__What needs to be done__: This exercise calls for every record to be set down again, exactly and in full.

__Material shown__:
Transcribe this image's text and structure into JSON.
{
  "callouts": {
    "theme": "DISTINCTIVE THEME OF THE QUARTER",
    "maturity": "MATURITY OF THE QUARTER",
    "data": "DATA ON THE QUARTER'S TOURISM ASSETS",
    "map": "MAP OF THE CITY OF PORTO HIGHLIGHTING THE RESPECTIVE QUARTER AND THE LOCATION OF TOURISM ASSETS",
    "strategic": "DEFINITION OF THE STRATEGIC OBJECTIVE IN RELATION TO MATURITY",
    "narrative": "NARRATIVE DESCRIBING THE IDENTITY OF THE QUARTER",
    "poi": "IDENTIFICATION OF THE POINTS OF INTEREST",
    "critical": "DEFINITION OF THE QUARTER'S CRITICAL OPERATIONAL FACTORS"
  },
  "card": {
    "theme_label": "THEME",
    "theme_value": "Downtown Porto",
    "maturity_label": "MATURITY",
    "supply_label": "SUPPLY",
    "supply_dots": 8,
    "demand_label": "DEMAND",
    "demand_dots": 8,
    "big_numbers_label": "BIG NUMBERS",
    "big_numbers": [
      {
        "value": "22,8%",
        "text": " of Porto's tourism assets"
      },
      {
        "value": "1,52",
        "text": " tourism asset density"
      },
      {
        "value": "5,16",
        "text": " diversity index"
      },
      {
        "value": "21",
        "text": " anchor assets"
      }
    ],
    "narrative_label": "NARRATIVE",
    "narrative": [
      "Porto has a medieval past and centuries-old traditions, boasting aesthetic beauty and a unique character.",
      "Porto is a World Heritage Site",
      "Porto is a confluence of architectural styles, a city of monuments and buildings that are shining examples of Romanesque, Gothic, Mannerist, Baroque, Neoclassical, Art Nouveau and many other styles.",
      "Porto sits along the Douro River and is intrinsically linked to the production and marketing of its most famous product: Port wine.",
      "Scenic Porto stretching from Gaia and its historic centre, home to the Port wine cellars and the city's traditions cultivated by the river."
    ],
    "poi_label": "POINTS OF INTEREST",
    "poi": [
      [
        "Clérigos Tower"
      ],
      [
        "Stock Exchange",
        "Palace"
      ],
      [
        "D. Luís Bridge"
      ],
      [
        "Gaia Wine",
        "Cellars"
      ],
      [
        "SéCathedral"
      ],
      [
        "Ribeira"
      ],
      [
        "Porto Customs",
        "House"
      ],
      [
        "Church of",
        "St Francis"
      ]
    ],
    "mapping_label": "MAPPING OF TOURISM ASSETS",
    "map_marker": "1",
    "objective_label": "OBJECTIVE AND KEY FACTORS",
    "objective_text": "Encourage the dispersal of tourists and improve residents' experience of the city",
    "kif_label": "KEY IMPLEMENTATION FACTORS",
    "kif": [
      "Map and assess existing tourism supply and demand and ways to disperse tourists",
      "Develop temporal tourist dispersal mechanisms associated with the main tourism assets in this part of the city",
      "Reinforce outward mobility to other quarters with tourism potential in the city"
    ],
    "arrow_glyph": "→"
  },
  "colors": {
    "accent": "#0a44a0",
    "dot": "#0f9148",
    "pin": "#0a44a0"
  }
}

__Expected output__:
Transcribe this image's text and structure into JSON.
{
  "callouts": {
    "theme": "DISTINCTIVE THEME OF THE QUARTER",
    "maturity": "MATURITY OF THE QUARTER",
    "data": "DATA ON THE QUARTER'S TOURISM ASSETS",
    "map": "MAP OF THE CITY OF PORTO HIGHLIGHTING THE RESPECTIVE QUARTER AND THE LOCATION OF TOURISM ASSETS",
    "strategic": "DEFINITION OF THE STRATEGIC OBJECTIVE IN RELATION TO MATURITY",
    "narrative": "NARRATIVE DESCRIBING THE IDENTITY OF THE QUARTER",
    "poi": "IDENTIFICATION OF THE POINTS OF INTEREST",
    "critical": "DEFINITION OF THE QUARTER'S CRITICAL OPERATIONAL FACTORS"
  },
  "card": {
    "theme_label": "THEME",
    "theme_value": "Downtown Porto",
    "maturity_label": "MATURITY",
    "supply_label": "SUPPLY",
    "supply_dots": 8,
    "demand_label": "DEMAND",
    "demand_dots": 8,
    "big_numbers_label": "BIG NUMBERS",
    "big_numbers": [
      {
        "value": "22,8%",
        "text": " of Porto's tourism assets"
      },
      {
        "value": "1,52",
        "text": " tourism asset density"
      },
      {
        "value": "5,16",
        "text": " diversity index"
      },
      {
        "value": "21",
        "text": " anchor assets"
      }
    ],
    "narrative_label": "NARRATIVE",
    "narrative": [
      "Porto has a medieval past and centuries-old traditions, boasting aesthetic beauty and a unique character.",
      "Porto is a World Heritage Site",
      "Porto is a confluence of architectural styles, a city of monuments and buildings that are shining examples of Romanesque, Gothic, Mannerist, Baroque, Neoclassical, Art Nouveau and many other styles.",
      "Porto sits along the Douro River and is intrinsically linked to the production and marketing of its most famous product: Port wine.",
      "Scenic Porto stretching from Gaia and its historic centre, home to the Port wine cellars and the city's traditions cultivated by the river."
    ],
    "poi_label": "POINTS OF INTEREST",
    "poi": [
      [
        "Clérigos Tower"
      ],
      [
        "Stock Exchange",
        "Palace"
      ],
      [
        "D. Luís Bridge"
      ],
      [
        "Gaia Wine",
        "Cellars"
      ],
      [
        "SéCathedral"
      ],
      [
        "Ribeira"
      ],
      [
        "Porto Customs",
        "House"
      ],
      [
        "Church of",
        "St Francis"
      ]
    ],
    "mapping_label": "MAPPING OF TOURISM ASSETS",
    "map_marker": "1",
    "objective_label": "OBJECTIVE AND KEY FACTORS",
    "objective_text": "Encourage the dispersal of tourists and improve residents' experience of the city",
    "kif_label": "KEY IMPLEMENTATION FACTORS",
    "kif": [
      "Map and assess existing tourism supply and demand and ways to disperse tourists",
      "Develop temporal tourist dispersal mechanisms associated with the main tourism assets in this part of the city",
      "Reinforce outward mobility to other quarters with tourism potential in the city"
    ],
    "arrow_glyph": "→"
  },
  "colors": {
    "accent": "#0a44a0",
    "dot": "#0f9148",
    "pin": "#0a44a0"
  }
}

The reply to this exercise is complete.